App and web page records
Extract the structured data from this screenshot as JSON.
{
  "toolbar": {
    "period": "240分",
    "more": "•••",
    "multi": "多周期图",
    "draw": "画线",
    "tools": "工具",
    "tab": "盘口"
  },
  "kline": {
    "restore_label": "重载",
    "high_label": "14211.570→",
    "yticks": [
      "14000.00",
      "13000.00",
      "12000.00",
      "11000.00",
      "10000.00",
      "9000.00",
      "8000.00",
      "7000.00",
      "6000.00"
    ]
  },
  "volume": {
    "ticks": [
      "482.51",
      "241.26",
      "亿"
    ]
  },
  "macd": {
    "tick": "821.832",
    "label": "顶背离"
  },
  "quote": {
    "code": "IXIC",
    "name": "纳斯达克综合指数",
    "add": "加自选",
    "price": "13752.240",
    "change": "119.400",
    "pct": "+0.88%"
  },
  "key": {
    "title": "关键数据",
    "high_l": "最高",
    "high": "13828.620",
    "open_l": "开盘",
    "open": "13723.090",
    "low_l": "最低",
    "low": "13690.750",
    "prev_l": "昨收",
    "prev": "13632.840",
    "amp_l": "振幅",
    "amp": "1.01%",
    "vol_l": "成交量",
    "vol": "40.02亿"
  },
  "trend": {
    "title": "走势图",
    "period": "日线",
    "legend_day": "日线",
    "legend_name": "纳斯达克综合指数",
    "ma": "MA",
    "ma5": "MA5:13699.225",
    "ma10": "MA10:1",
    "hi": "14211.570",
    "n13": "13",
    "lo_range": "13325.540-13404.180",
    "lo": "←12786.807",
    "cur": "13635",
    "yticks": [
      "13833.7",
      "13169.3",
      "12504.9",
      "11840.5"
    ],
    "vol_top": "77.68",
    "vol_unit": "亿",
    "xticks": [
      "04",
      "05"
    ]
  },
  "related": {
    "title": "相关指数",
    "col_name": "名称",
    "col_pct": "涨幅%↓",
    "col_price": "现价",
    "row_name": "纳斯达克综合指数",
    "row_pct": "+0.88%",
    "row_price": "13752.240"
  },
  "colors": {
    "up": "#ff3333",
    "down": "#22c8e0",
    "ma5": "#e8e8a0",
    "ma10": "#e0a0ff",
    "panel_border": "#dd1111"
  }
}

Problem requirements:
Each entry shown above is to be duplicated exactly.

Solution below:
Extract the structured data from this screenshot as JSON.
{
  "toolbar": {
    "period": "240分",
    "more": "•••",
    "multi": "多周期图",
    "draw": "画线",
    "tools": "工具",
    "tab": "盘口"
  },
  "kline": {
    "restore_label": "重载",
    "high_label": "14211.570→",
    "yticks": [
      "14000.00",
      "13000.00",
      "12000.00",
      "11000.00",
      "10000.00",
      "9000.00",
      "8000.00",
      "7000.00",
      "6000.00"
    ]
  },
  "volume": {
    "ticks": [
      "482.51",
      "241.26",
      "亿"
    ]
  },
  "macd": {
    "tick": "821.832",
    "label": "顶背离"
  },
  "quote": {
    "code": "IXIC",
    "name": "纳斯达克综合指数",
    "add": "加自选",
    "price": "13752.240",
    "change": "119.400",
    "pct": "+0.88%"
  },
  "key": {
    "title": "关键数据",
    "high_l": "最高",
    "high": "13828.620",
    "open_l": "开盘",
    "open": "13723.090",
    "low_l": "最低",
    "low": "13690.750",
    "prev_l": "昨收",
    "prev": "13632.840",
    "amp_l": "振幅",
    "amp": "1.01%",
    "vol_l": "成交量",
    "vol": "40.02亿"
  },
  "trend": {
    "title": "走势图",
    "period": "日线",
    "legend_day": "日线",
    "legend_name": "纳斯达克综合指数",
    "ma": "MA",
    "ma5": "MA5:13699.225",
    "ma10": "MA10:1",
    "hi": "14211.570",
    "n13": "13",
    "lo_range": "13325.540-13404.180",
    "lo": "←12786.807",
    "cur": "13635",
    "yticks": [
      "13833.7",
      "13169.3",
      "12504.9",
      "11840.5"
    ],
    "vol_top": "77.68",
    "vol_unit": "亿",
    "xticks": [
      "04",
      "05"
    ]
  },
  "related": {
    "title": "相关指数",
    "col_name": "名称",
    "col_pct": "涨幅%↓",
    "col_price": "现价",
    "row_name": "纳斯达克综合指数",
    "row_pct": "+0.88%",
    "row_price": "13752.240"
  },
  "colors": {
    "up": "#ff3333",
    "down": "#22c8e0",
    "ma5": "#e8e8a0",
    "ma10": "#e0a0ff",
    "panel_border": "#dd1111"
  }
}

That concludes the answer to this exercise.